With the exciting results of the KEYNOTE-564 trial [NCT03142334], which led to the FDA approval of adjuvant pembrolizumab [Keytruda] for high-risk nonmetastatic renal cell carcinoma, the question now becomes, how do we choose whether or not to offer adjuvant therapy to our patients based on patient-level characteristics? In many cases, we do have enough knowledge to make such precise inferences, but in others we do not, and my talk will focus on identifying these unmet research needs that need to be addressed to further improve the adjuvant treatment landscape for our patients.
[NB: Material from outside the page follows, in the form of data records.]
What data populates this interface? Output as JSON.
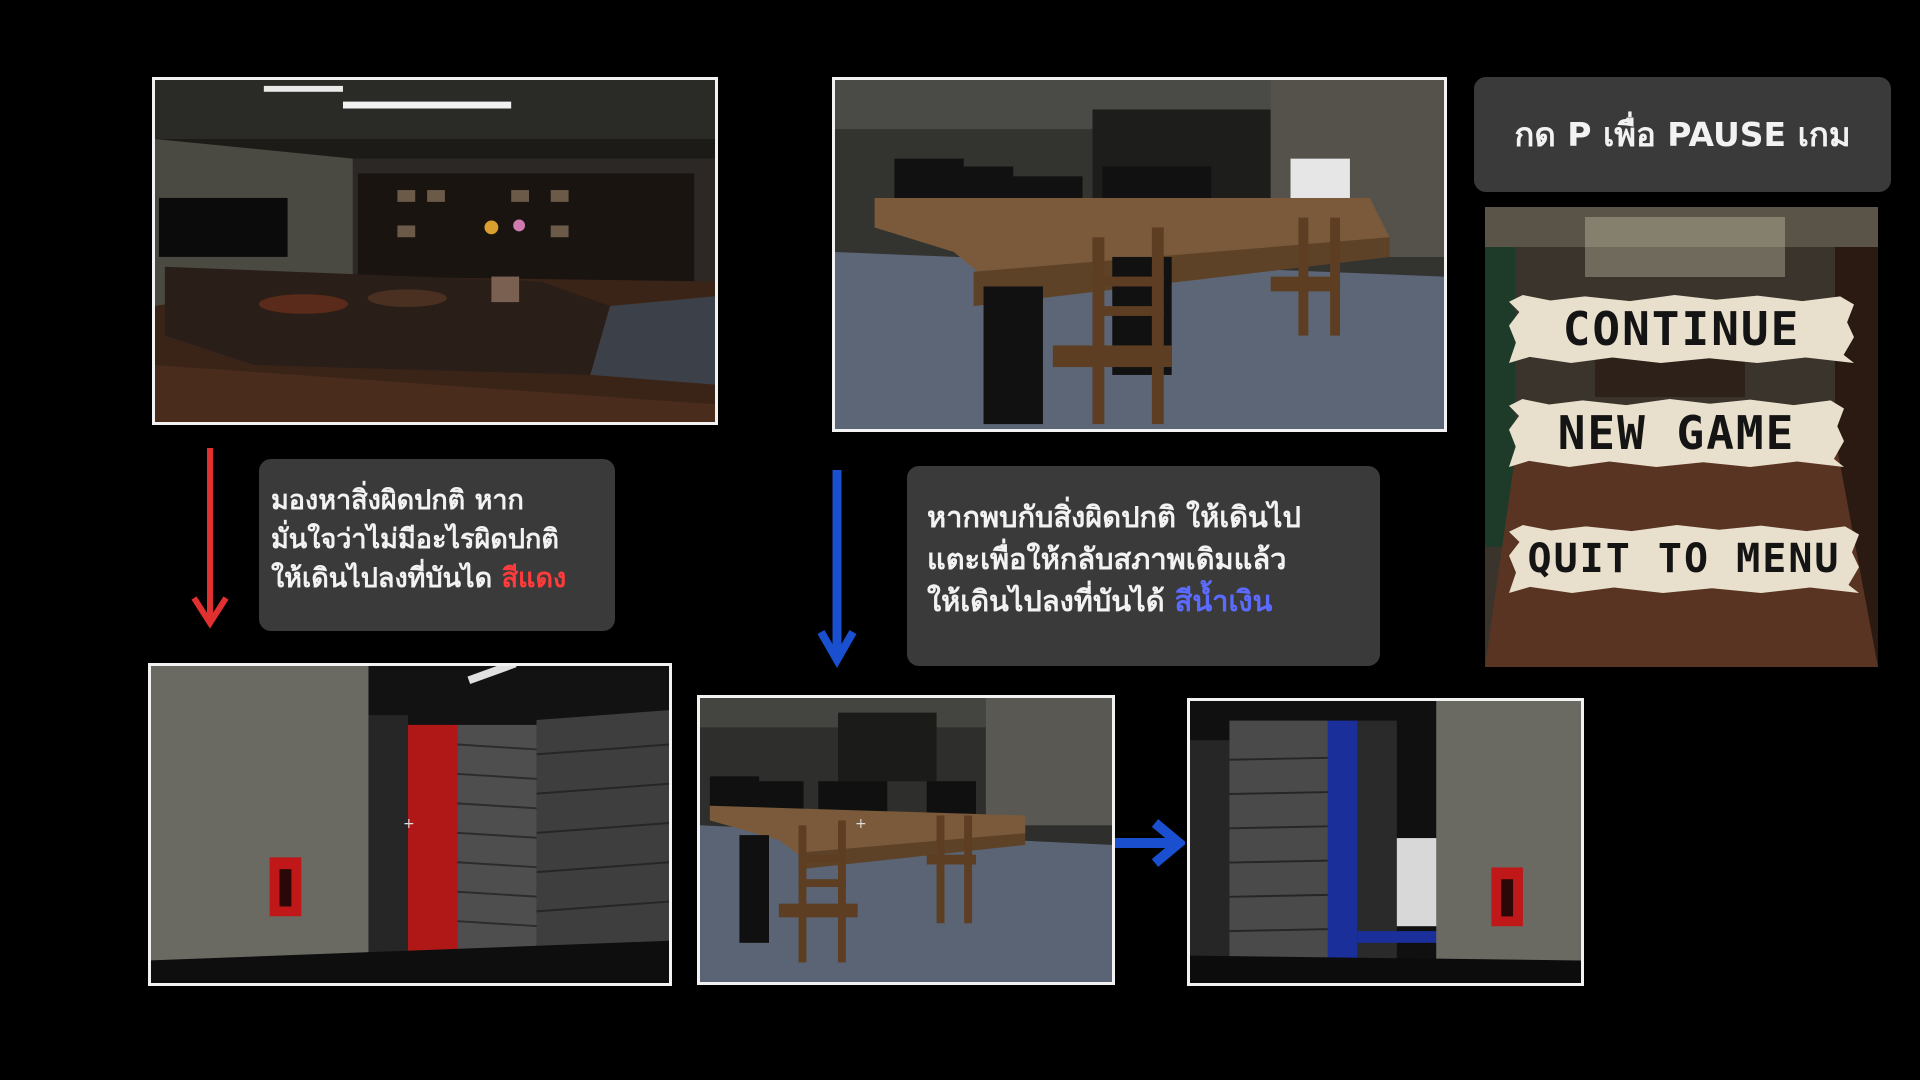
{
  "pause_hint": "กด P เพื่อ PAUSE เกม",
  "red_instruction": {
    "lines": [
      "มองหาสิ่งผิดปกติ หาก",
      "มั่นใจว่าไม่มีอะไรผิดปกติ",
      "ให้เดินไปลงที่บันได "
    ],
    "highlight": "สีแดง",
    "highlight_color": "#ff3b3b"
  },
  "blue_instruction": {
    "lines": [
      "หากพบกับสิ่งผิดปกติ ให้เดินไป",
      "แตะเพื่อให้กลับสภาพเดิมแล้ว",
      "ให้เดินไปลงที่บันได้ "
    ],
    "highlight": "สีน้ำเงิน",
    "highlight_color": "#5b6bff"
  },
  "pause_menu": {
    "items": [
      "CONTINUE",
      "NEW GAME",
      "QUIT TO MENU"
    ]
  },
  "colors": {
    "background": "#000000",
    "bubble": "#3a3a3a",
    "red_arrow": "#e03030",
    "blue_arrow": "#1a4fd0",
    "red_door": "#c01818",
    "blue_door": "#1a2f9a"
  }
}
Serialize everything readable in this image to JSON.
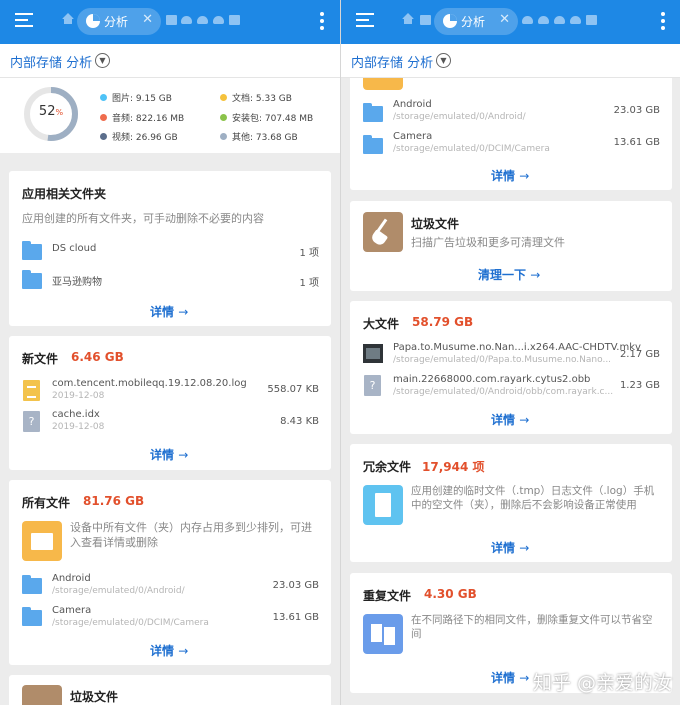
{
  "app": {
    "tab_label": "分析",
    "header_title": "内部存储 分析"
  },
  "colors": {
    "toolbar": "#1e88e5",
    "accent": "#1e6fd0",
    "highlight": "#e2502c",
    "folder": "#5aa8ec"
  },
  "storage": {
    "percent_value": "52",
    "percent_sign": "%",
    "used_fraction": 0.52,
    "legend": [
      {
        "label": "图片: 9.15 GB",
        "color": "#4fc3f7"
      },
      {
        "label": "文档: 5.33 GB",
        "color": "#f5c23c"
      },
      {
        "label": "音频: 822.16 MB",
        "color": "#ef6c4d"
      },
      {
        "label": "安装包: 707.48 MB",
        "color": "#8bc34a"
      },
      {
        "label": "视频: 26.96 GB",
        "color": "#5b6e8c"
      },
      {
        "label": "其他: 73.68 GB",
        "color": "#9eafc3"
      }
    ]
  },
  "app_folders": {
    "title": "应用相关文件夹",
    "desc": "应用创建的所有文件夹，可手动删除不必要的内容",
    "items": [
      {
        "name": "DS cloud",
        "count": "1 项"
      },
      {
        "name": "亚马逊购物",
        "count": "1 项"
      }
    ],
    "more": "详情"
  },
  "new_files": {
    "title": "新文件",
    "value": "6.46 GB",
    "items": [
      {
        "name": "com.tencent.mobileqq.19.12.08.20.log",
        "date": "2019-12-08",
        "size": "558.07 KB",
        "icon": "text-file-icon"
      },
      {
        "name": "cache.idx",
        "date": "2019-12-08",
        "size": "8.43 KB",
        "icon": "unknown-file-icon"
      }
    ],
    "more": "详情"
  },
  "all_files": {
    "title": "所有文件",
    "value": "81.76 GB",
    "desc": "设备中所有文件（夹）内存占用多到少排列，可进入查看详情或删除",
    "items": [
      {
        "name": "Android",
        "path": "/storage/emulated/0/Android/",
        "size": "23.03 GB"
      },
      {
        "name": "Camera",
        "path": "/storage/emulated/0/DCIM/Camera",
        "size": "13.61 GB"
      }
    ],
    "more": "详情"
  },
  "junk": {
    "title": "垃圾文件",
    "desc": "扫描广告垃圾和更多可清理文件",
    "action": "清理一下"
  },
  "large_files": {
    "title": "大文件",
    "value": "58.79 GB",
    "items": [
      {
        "name": "Papa.to.Musume.no.Nan...i.x264.AAC-CHDTV.mkv",
        "path": "/storage/emulated/0/Papa.to.Musume.no.Nano...",
        "size": "2.17 GB"
      },
      {
        "name": "main.22668000.com.rayark.cytus2.obb",
        "path": "/storage/emulated/0/Android/obb/com.rayark.c...",
        "size": "1.23 GB"
      }
    ],
    "more": "详情"
  },
  "redundant": {
    "title": "冗余文件",
    "value": "17,944 项",
    "desc": "应用创建的临时文件（.tmp）日志文件（.log）手机中的空文件（夹），删除后不会影响设备正常使用",
    "more": "详情"
  },
  "duplicate": {
    "title": "重复文件",
    "value": "4.30 GB",
    "desc": "在不同路径下的相同文件，删除重复文件可以节省空间",
    "more": "详情"
  },
  "watermark": "知乎 @亲爱的汝"
}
One challenge that is not discussed as often as it should be is the issue of end points. [One point that] I highlight in my talk is that the overall survival end point, which is a clinically meaningful critical end point, is at higher risk of being estimated in a biased way compared with other outcomes like disease-free survival, using our current methodology. It is an open challenge for us to develop methodology that can properly de-bias our overall survival estimates. Other challenges include unmet needs with regards to observational research. In some cases, we need interventional experimental types of research, but in other cases, we need observational research with representative real-world data. For example, we lack and need to develop contemporary risk nomograms for what the KEYNOTE-564 trial called M1 NED cancer. We need to develop more accurate risk nomograms for rare kidney cancer histologies. We need to improve our recurrence risk estimations by incorporating knowledge from genomics and other types of "omics" such as radiomics. In addition, we need interventional experimental-type research in order to accurately estimate the adjuvant treatment effects for rare kidney cancer histologies because trials like KEYNOTE-564 only included patients with the most common kidney cancer histology, clear cell renal cell carcinoma, and so we need to have accurate estimates for the more rare histologies. In addition, given these exciting results, other new regimens should now start to be explored—both single-agent drugs as well as combination therapies.
One key highlight is the introduction of adjuvant immunotherapy for the first time as an FDA-approved drug for patients with high-risk localized kidney cancer. That is certainly practice changing. The other exciting thing is that we're focusing more and more on the more rare histologies, which is very helpful to our patients. In 2022 and beyond, we'll see trials dedicated to rare histologies. At the same time, I anticipate that in the coming months and years, we will have trials reading out that test triplet therapies. We currently have doublet therapies for metastatic kidney cancer approved. The question is, can combining the current doublets or other doublets with a third drug meaningfully improve outcomes for patients with metastatic kidney cancer?
The current status has changed. It is very exciting to say that we now have, for the first time, an immunotherapy drug that is FDA approved as an adjuvant therapy for patients with kidney cancer. This will likely change the natural course of the disease and improve outcomes for our patients. But at the same time, more work is certainly necessary. We need to generate the kind of data that will allow us to make patient-specific decisions. How can we say, based on each specific patient, whether an adjuvant therapy is preferable or not, because in some patients, the side effects or other costs, including the financial and other logistical costs of adjuvant therapy may not be worth the benefit that they're getting. Figuring out how to balance that trade-off between risks and benefits for each individual patient is something that we need to work on more.